St. Francis’ life began in wealth. Born to a cloth merchant in Assisi in 1181, Francis lived in luxury until war called him away from home, in 1204. It was immediately following the war that Francis received a vision; he soon lost his desire for a worldly life and returned to Assisi as a peasant. Francis’ father disowned him for his choice to follow Christ, and the saint-to-be began both begging and preaching on the streets.
St. Francis challenged everyone to protect nature. Legends about him paint a portrait of a man whose donkey wept upon his death; who blessed a wolf and commanded him to stop harming townspeople and their flocks; and who told his companions that he would “preach to” his “sisters the birds.” During his sermon, not one bird flew away. It is said that he once removed worms from a busy road and placed them to the side so they would not be crushed under human traffic.
St. Francis spent up to half of each year praying in different places amongst nature and the wilderness, living in hermitages, caves, under lean-to’s, and on mountainsides, interspersing this with preaching to animals and plants as well as to people.

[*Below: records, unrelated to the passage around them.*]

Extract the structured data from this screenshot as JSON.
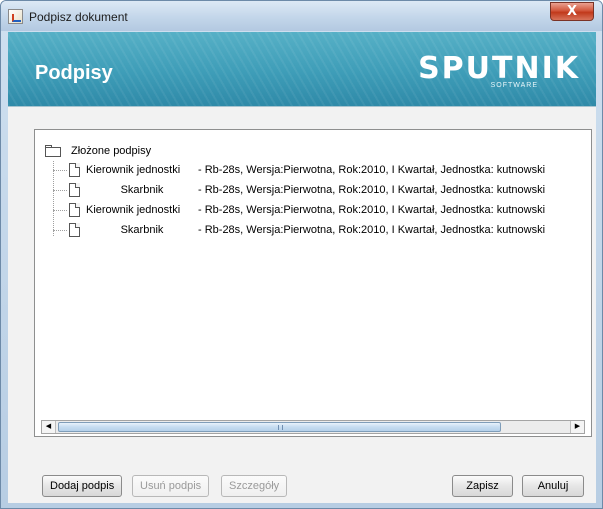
{
  "window": {
    "title": "Podpisz dokument",
    "close_glyph": "X"
  },
  "banner": {
    "title": "Podpisy",
    "logo_text": "Sputnik",
    "logo_sub": "SOFTWARE"
  },
  "tree": {
    "root_label": "Złożone podpisy",
    "items": [
      {
        "role": "Kierownik jednostki",
        "details": "- Rb-28s, Wersja:Pierwotna, Rok:2010, I Kwartał, Jednostka: kutnowski"
      },
      {
        "role": "Skarbnik",
        "details": "- Rb-28s, Wersja:Pierwotna, Rok:2010, I Kwartał, Jednostka: kutnowski"
      },
      {
        "role": "Kierownik jednostki",
        "details": "- Rb-28s, Wersja:Pierwotna, Rok:2010, I Kwartał, Jednostka: kutnowski"
      },
      {
        "role": "Skarbnik",
        "details": "- Rb-28s, Wersja:Pierwotna, Rok:2010, I Kwartał, Jednostka: kutnowski"
      }
    ]
  },
  "scrollbar": {
    "left_arrow": "◀",
    "right_arrow": "▶",
    "grip": "|||"
  },
  "buttons": {
    "add_signature": "Dodaj podpis",
    "remove_signature": "Usuń podpis",
    "details": "Szczegóły",
    "save": "Zapisz",
    "cancel": "Anuluj"
  },
  "icons": {
    "window_icon": "java-app-icon",
    "root_icon": "folder-icon",
    "item_icon": "document-icon"
  }
}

While ministering to the poor and sick, Francis contracted conjunctivitis and malaria. Later, approaching death, he went back to Assisi where he died on October 3rd, 1226, at the age of 44. People reported a flock of larks swooping near and singing at the moment of his death.
St. Francis before Pope Innocent III (from movie Brother Sun, Sister Moon 1972)

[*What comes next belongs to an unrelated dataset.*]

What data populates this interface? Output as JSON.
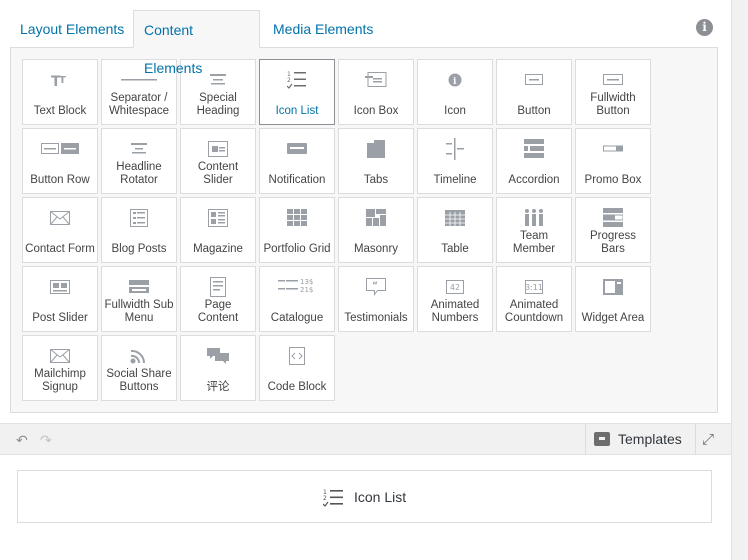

All Creatures Big and Small
Although Francis left behind relatively few written documents, his Canticle of the Creatures (also known as The Canticle of Brother Sun), composed one year before he died and while he was laying ill in a small dark hut near San Damiano, sings that the entire creation is charged with the goodness of God so that, even in eternal life, creation will offer praise and glory to the Most High.
The Canticle of the Creatures
Most high, all powerful, all good Lord! All praise is yours, all glory, all honor, and all blessing. To you, alone, Most High, do they belong. No mortal lips are worthy to pronounce your name.
Be praised, my Lord, through all your creatures, especially through my lord Brother Sun, who brings the day; and you give light through him. And he is beautiful and radiant in all his splendor! Of you, Most High, he bears the likeness.
Be praised, my Lord, through Sister Moon and the stars; in the heavens you have made them, precious and beautiful.
Be praised, my Lord, through Brothers Wind and Air, and clouds and storms, and all the weather, through which you give your creatures sustenance.
Be praised, My Lord, through Sister Water; she is very useful, and humble, and precious, and pure.
Be praised, my Lord, through Brother Fire, through whom you brighten the night. He is beautiful and cheerful, and powerful and strong.
Be praised, my Lord, through our sister Mother Earth, who feeds us and rules us, and produces various fruits with colored flowers and herbs.
Be praised, my Lord, through those who forgive for love of you; through those who endure sickness and trial. Happy those who endure in peace, for by you, Most High, they will be crowned.
Be praised, my Lord, through our Sister Bodily Death, from whose embrace no living person can escape. Woe to those who die in mortal sin! Happy those she finds doing your most holy will. The second death can do no harm to them.
Praise and bless my Lord, and give thanks, and serve him with great humility.